Input data section start
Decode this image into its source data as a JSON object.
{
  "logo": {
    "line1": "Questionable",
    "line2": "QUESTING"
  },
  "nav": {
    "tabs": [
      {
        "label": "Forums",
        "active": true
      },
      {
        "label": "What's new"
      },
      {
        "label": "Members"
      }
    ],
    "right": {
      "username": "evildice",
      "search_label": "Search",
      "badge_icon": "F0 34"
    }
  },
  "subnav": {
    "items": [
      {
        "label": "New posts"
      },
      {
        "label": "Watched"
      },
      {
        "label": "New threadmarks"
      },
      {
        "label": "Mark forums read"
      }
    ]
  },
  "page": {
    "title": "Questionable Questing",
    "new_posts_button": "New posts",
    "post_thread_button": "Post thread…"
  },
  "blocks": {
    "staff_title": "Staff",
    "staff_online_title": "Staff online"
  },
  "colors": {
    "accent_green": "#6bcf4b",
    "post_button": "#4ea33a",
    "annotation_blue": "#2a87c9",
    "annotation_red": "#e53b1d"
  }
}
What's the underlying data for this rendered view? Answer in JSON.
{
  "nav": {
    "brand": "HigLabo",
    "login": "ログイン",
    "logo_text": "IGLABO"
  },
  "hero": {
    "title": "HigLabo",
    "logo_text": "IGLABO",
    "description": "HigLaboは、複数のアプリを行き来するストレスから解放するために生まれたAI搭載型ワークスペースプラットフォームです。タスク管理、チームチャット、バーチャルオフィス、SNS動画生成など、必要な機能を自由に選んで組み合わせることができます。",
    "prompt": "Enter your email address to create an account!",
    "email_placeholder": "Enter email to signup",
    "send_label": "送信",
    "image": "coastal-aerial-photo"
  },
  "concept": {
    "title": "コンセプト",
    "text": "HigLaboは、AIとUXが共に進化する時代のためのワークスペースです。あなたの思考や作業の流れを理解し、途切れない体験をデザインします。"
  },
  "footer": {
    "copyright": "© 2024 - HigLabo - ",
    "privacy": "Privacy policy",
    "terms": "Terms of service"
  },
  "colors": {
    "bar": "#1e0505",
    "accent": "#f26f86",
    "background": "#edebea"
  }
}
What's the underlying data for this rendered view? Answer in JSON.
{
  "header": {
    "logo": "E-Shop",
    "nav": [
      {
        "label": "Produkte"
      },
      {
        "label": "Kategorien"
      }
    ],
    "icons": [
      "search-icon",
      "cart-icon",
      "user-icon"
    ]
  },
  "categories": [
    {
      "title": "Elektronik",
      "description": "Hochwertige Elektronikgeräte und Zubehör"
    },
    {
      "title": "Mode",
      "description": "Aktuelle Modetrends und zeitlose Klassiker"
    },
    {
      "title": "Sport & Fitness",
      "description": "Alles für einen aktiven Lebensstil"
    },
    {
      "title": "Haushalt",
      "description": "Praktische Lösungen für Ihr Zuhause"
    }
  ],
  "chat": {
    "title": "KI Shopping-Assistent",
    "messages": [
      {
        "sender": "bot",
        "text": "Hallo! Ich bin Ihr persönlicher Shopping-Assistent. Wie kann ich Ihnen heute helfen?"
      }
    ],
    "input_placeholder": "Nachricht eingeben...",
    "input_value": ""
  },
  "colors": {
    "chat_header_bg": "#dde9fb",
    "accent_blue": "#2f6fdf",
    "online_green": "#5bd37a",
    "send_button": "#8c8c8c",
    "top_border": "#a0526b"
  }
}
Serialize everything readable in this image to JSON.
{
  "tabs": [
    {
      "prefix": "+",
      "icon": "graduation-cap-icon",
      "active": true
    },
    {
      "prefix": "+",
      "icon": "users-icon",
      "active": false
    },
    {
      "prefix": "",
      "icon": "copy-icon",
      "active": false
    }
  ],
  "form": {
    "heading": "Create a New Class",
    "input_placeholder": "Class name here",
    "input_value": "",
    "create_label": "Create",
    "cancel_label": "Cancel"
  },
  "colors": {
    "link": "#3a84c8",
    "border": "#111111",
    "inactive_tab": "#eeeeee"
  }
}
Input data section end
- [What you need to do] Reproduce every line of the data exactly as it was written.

- [Response area]
Decode this image into its source data as a JSON object.
{
  "logo": {
    "line1": "Questionable",
    "line2": "QUESTING"
  },
  "nav": {
    "tabs": [
      {
        "label": "Forums",
        "active": true
      },
      {
        "label": "What's new"
      },
      {
        "label": "Members"
      }
    ],
    "right": {
      "username": "evildice",
      "search_label": "Search",
      "badge_icon": "F0 34"
    }
  },
  "subnav": {
    "items": [
      {
        "label": "New posts"
      },
      {
        "label": "Watched"
      },
      {
        "label": "New threadmarks"
      },
      {
        "label": "Mark forums read"
      }
    ]
  },
  "page": {
    "title": "Questionable Questing",
    "new_posts_button": "New posts",
    "post_thread_button": "Post thread…"
  },
  "blocks": {
    "staff_title": "Staff",
    "staff_online_title": "Staff online"
  },
  "colors": {
    "accent_green": "#6bcf4b",
    "post_button": "#4ea33a",
    "annotation_blue": "#2a87c9",
    "annotation_red": "#e53b1d"
  }
}
What's the underlying data for this rendered view? Answer in JSON.
{
  "nav": {
    "brand": "HigLabo",
    "login": "ログイン",
    "logo_text": "IGLABO"
  },
  "hero": {
    "title": "HigLabo",
    "logo_text": "IGLABO",
    "description": "HigLaboは、複数のアプリを行き来するストレスから解放するために生まれたAI搭載型ワークスペースプラットフォームです。タスク管理、チームチャット、バーチャルオフィス、SNS動画生成など、必要な機能を自由に選んで組み合わせることができます。",
    "prompt": "Enter your email address to create an account!",
    "email_placeholder": "Enter email to signup",
    "send_label": "送信",
    "image": "coastal-aerial-photo"
  },
  "concept": {
    "title": "コンセプト",
    "text": "HigLaboは、AIとUXが共に進化する時代のためのワークスペースです。あなたの思考や作業の流れを理解し、途切れない体験をデザインします。"
  },
  "footer": {
    "copyright": "© 2024 - HigLabo - ",
    "privacy": "Privacy policy",
    "terms": "Terms of service"
  },
  "colors": {
    "bar": "#1e0505",
    "accent": "#f26f86",
    "background": "#edebea"
  }
}
What's the underlying data for this rendered view? Answer in JSON.
{
  "header": {
    "logo": "E-Shop",
    "nav": [
      {
        "label": "Produkte"
      },
      {
        "label": "Kategorien"
      }
    ],
    "icons": [
      "search-icon",
      "cart-icon",
      "user-icon"
    ]
  },
  "categories": [
    {
      "title": "Elektronik",
      "description": "Hochwertige Elektronikgeräte und Zubehör"
    },
    {
      "title": "Mode",
      "description": "Aktuelle Modetrends und zeitlose Klassiker"
    },
    {
      "title": "Sport & Fitness",
      "description": "Alles für einen aktiven Lebensstil"
    },
    {
      "title": "Haushalt",
      "description": "Praktische Lösungen für Ihr Zuhause"
    }
  ],
  "chat": {
    "title": "KI Shopping-Assistent",
    "messages": [
      {
        "sender": "bot",
        "text": "Hallo! Ich bin Ihr persönlicher Shopping-Assistent. Wie kann ich Ihnen heute helfen?"
      }
    ],
    "input_placeholder": "Nachricht eingeben...",
    "input_value": ""
  },
  "colors": {
    "chat_header_bg": "#dde9fb",
    "accent_blue": "#2f6fdf",
    "online_green": "#5bd37a",
    "send_button": "#8c8c8c",
    "top_border": "#a0526b"
  }
}
Serialize everything readable in this image to JSON.
{
  "tabs": [
    {
      "prefix": "+",
      "icon": "graduation-cap-icon",
      "active": true
    },
    {
      "prefix": "+",
      "icon": "users-icon",
      "active": false
    },
    {
      "prefix": "",
      "icon": "copy-icon",
      "active": false
    }
  ],
  "form": {
    "heading": "Create a New Class",
    "input_placeholder": "Class name here",
    "input_value": "",
    "create_label": "Create",
    "cancel_label": "Cancel"
  },
  "colors": {
    "link": "#3a84c8",
    "border": "#111111",
    "inactive_tab": "#eeeeee"
  }
}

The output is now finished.